Backpacking hammocks make a great choice if you are on a backpacking trip alone. But what if you are on a trip with three more individuals? In that case, a backpacking hammock may not be the best choice as it is designed for conveniently accomodating a single person. You may find double hammock tents, but spending a night after a hectic and eventful day with another person in a hammock may not make a very comfortable alternative because every time you or your bunkmate moves, there will be a movement in the entire hammock resulting in disturbance while you sleep.
Backpacking Hammocks Offer Lesser Interior Space
If you are on a backpacking trip with your friends, a backpacking hammock doesn't give you the space to hang out with your friends. You cannot invite your friends to play any board games or cards, and it can be an even more significant concern, especially when it's raining because your backpacking hammock won't protect you unless you’re lying in it.
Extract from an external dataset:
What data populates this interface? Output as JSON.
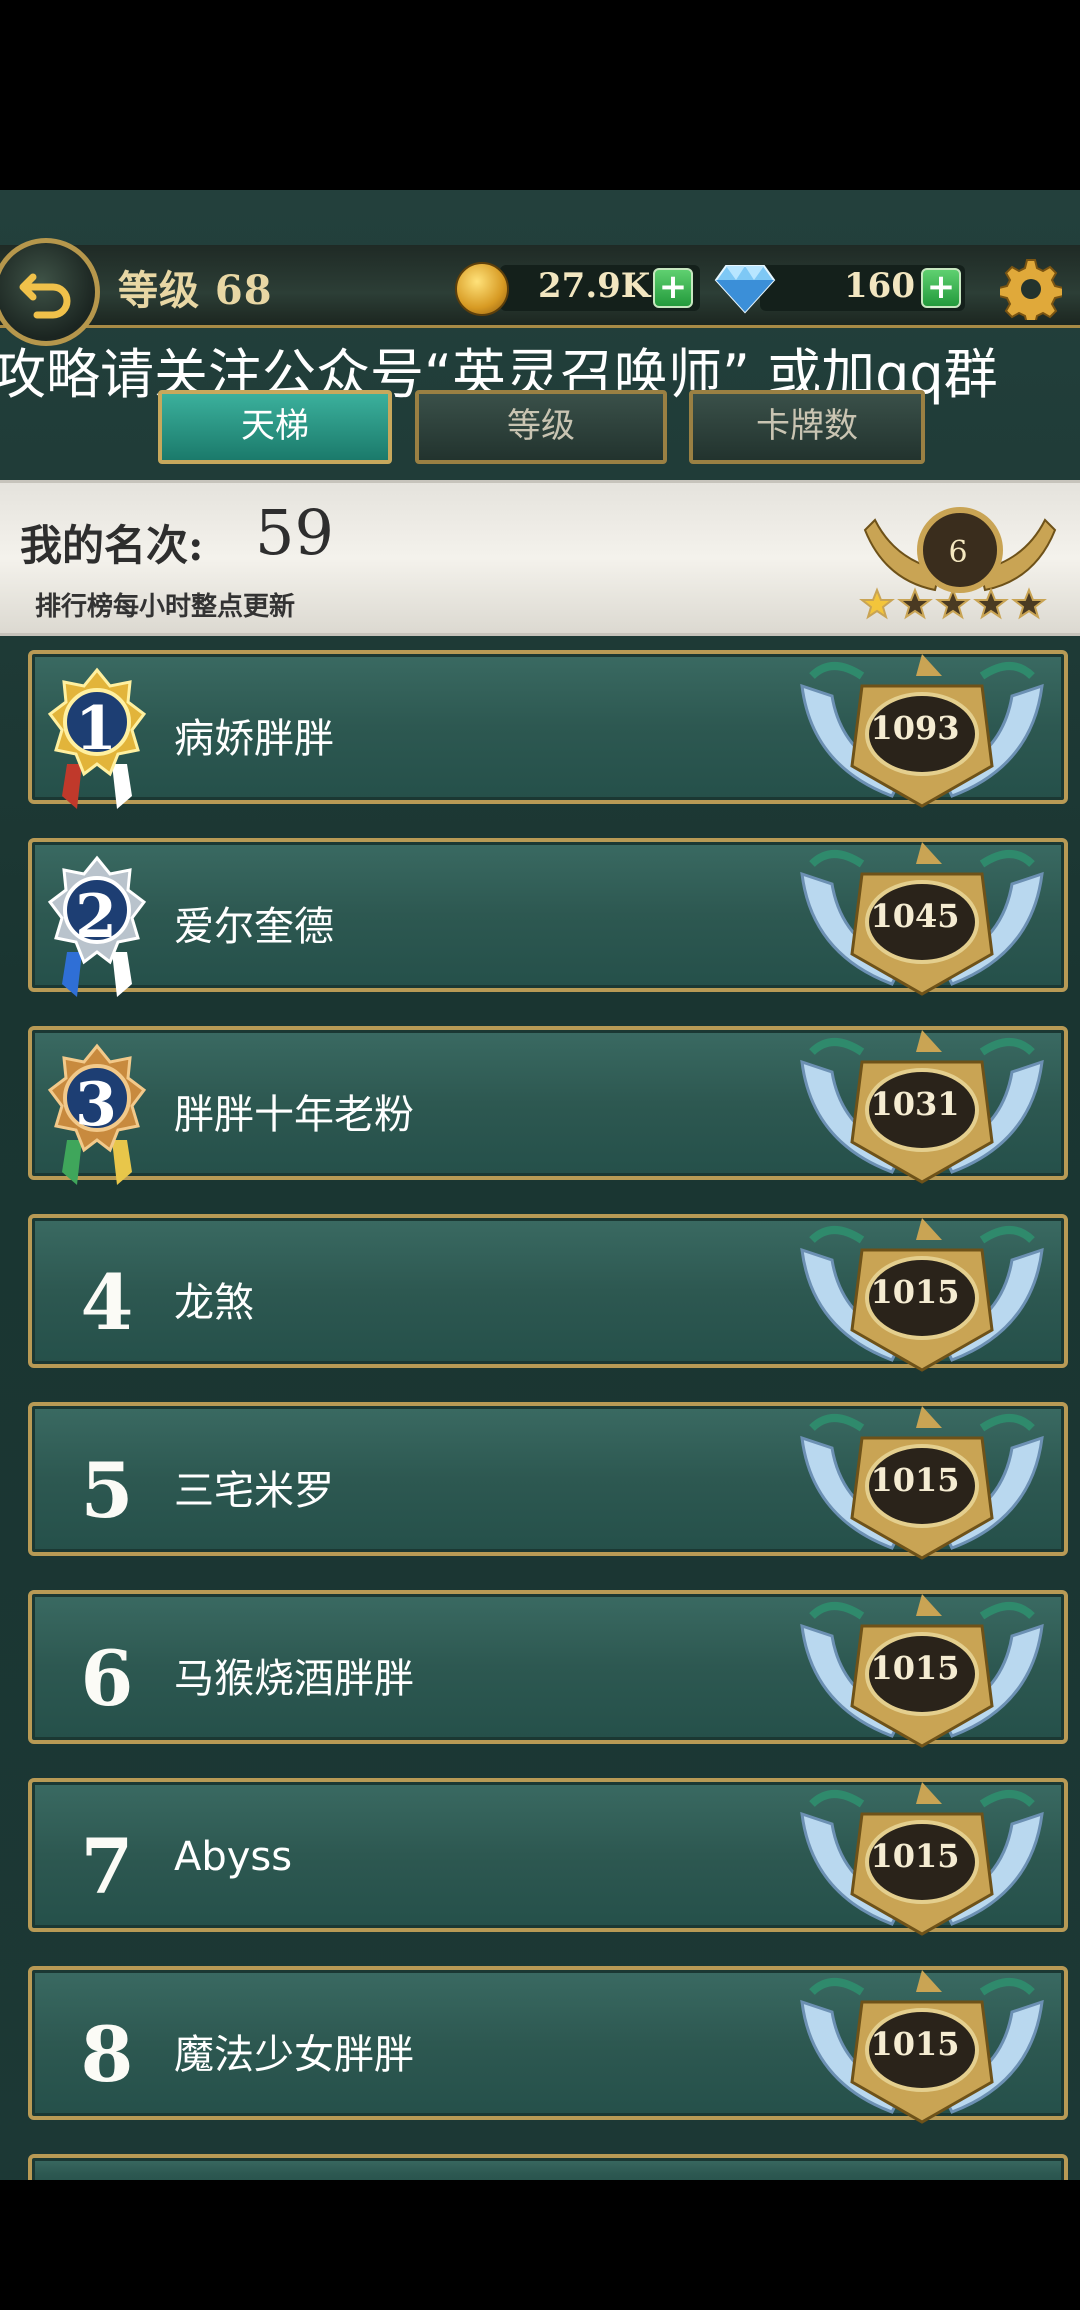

Moreover, apart from giving you no space for your friends, having lesser interior space may pose a challenge for you as well as you won’t have any space to store much of your backpacking gear safely. While some backpacking hammocks give you a chance to connect your gear bags with the hammock, they may still not support your entire backpack, which means you will have to leave your gear bag underneath your hammock and hope while sleeping that your gear doesn’t get wet or is filled with bugs at night.
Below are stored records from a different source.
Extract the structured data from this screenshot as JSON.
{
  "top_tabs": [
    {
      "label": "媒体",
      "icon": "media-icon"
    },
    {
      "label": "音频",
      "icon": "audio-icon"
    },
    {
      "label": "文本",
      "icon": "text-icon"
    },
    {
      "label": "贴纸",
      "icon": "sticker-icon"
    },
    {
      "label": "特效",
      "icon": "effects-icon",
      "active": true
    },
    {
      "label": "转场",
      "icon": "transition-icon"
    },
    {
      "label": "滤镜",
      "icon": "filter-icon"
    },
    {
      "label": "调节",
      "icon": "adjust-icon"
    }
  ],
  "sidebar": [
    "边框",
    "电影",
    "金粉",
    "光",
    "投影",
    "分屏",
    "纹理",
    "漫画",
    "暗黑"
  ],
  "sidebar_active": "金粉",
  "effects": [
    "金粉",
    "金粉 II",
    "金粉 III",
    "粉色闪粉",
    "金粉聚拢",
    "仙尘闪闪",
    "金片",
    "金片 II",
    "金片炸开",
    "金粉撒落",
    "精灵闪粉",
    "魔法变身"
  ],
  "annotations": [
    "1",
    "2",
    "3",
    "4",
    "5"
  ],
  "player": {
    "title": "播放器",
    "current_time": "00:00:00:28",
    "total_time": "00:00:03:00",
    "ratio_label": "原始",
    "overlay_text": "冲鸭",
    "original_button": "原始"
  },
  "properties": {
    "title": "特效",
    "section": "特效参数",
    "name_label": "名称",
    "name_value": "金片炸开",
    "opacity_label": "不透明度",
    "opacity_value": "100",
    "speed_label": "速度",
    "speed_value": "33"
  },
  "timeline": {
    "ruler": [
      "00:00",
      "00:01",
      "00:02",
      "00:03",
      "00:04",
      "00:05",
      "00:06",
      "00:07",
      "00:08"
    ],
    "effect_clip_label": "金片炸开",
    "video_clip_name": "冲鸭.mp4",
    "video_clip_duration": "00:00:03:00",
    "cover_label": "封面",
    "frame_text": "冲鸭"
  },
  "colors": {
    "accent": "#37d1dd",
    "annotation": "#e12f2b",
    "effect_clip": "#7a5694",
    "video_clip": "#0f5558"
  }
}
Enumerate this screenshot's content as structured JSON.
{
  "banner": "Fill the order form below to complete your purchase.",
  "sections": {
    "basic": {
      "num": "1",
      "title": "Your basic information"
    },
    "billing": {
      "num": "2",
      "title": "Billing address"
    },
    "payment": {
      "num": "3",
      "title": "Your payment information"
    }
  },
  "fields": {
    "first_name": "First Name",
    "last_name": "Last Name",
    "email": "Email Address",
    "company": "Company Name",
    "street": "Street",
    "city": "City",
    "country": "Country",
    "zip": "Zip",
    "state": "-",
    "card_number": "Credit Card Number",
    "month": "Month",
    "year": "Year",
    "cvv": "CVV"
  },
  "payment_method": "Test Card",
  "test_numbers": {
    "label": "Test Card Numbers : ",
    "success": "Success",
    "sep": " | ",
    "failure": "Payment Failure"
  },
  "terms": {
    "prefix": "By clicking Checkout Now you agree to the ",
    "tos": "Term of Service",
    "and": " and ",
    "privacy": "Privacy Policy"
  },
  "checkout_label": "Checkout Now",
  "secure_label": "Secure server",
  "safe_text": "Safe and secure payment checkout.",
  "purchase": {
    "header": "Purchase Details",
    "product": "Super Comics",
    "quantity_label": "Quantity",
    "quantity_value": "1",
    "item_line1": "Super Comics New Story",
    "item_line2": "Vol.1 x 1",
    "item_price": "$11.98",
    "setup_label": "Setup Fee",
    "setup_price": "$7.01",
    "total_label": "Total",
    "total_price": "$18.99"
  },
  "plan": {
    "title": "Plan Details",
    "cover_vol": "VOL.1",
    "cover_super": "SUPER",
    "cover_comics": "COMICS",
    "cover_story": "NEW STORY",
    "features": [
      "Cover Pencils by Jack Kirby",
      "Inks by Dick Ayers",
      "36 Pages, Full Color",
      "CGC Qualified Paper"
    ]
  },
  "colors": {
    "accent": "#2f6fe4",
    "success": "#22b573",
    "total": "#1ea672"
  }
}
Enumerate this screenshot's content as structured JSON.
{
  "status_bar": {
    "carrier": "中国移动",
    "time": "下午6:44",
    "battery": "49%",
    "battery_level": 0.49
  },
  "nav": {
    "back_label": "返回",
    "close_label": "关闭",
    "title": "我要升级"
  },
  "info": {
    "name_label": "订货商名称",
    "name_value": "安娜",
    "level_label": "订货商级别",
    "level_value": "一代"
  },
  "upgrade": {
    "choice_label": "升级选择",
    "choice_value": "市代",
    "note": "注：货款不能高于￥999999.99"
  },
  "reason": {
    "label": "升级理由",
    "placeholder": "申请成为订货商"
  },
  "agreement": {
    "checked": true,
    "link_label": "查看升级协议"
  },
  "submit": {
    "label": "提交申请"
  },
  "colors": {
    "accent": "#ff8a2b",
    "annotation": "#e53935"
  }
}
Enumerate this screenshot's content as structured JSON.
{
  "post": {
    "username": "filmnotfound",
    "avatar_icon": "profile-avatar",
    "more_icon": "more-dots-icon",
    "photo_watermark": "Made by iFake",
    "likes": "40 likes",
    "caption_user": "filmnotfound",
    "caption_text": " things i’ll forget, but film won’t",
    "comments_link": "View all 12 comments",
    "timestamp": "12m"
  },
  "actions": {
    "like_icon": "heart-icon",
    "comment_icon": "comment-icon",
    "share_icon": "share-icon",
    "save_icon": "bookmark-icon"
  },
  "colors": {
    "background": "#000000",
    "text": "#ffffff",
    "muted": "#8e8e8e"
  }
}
How to Choose a Backpacking Hammock
Now that you already know whether backpacking hammocks make a convenient choice or not, it is also integral to know how to choose a backpacking hammock, especially when you are buying your first backpacking hammock.
Backpacking Hammock MaterialS
Before you invest in a backpacking hammock, you will need to decide on a type of hammock to buy. Some of the different types of backpacking hammocks that you can choose from include the following.
- Symmetrical and asymmetrical hammocks,
- Single-layer and double-layer hammocks,
- One-person and two-person hammocks, and
- Gathered or bridge hammocks.
The Size of the Hammock
Depending upon your backpacking needs, once you have decided on the type of hammock, you will then choose a hammock size that is critical for you to get a comfortable night’s sleep. When choosing the size of the hammock, make sure you go for an option that is both wide and long enough to conveniently accommodate your body for a peaceful night’s sleep.
Backpacking Hammock Materials
You can also choose from a variety of hammock materials. Make sure you opt for materials that are strong enough to support your body weight. Moreover, choose a water-proof material that protects you against getting wet. The two most popular materials for a backpacking hammock are nylon and polyester.
Don’t Forget the Backpacking Hammock Add-ons.
While you need to give enough consideration to choosing the type, size, and material of a backpacking hammock, make sure you don’t forget the backpacking add-ons such as a camping quilt, a tarp system, and bug netting so you can stay safe and comfortable on your backpacking trip with a hammock.
About THE AUTHOR
I’m a hiker, backpacker, and general outdoor enthusiast. I started hiking out of college while working for the National Forest Service, and have been hiking ever since. I’ve been solo hiking and leading hiking groups for two decades and have completed hundreds of small hikes and some majorones such as the Appalachian Train and the Pacific Crest Trail, and hiked on four continents. I’d love to share some of my insight with you.Read More About Peter Brooks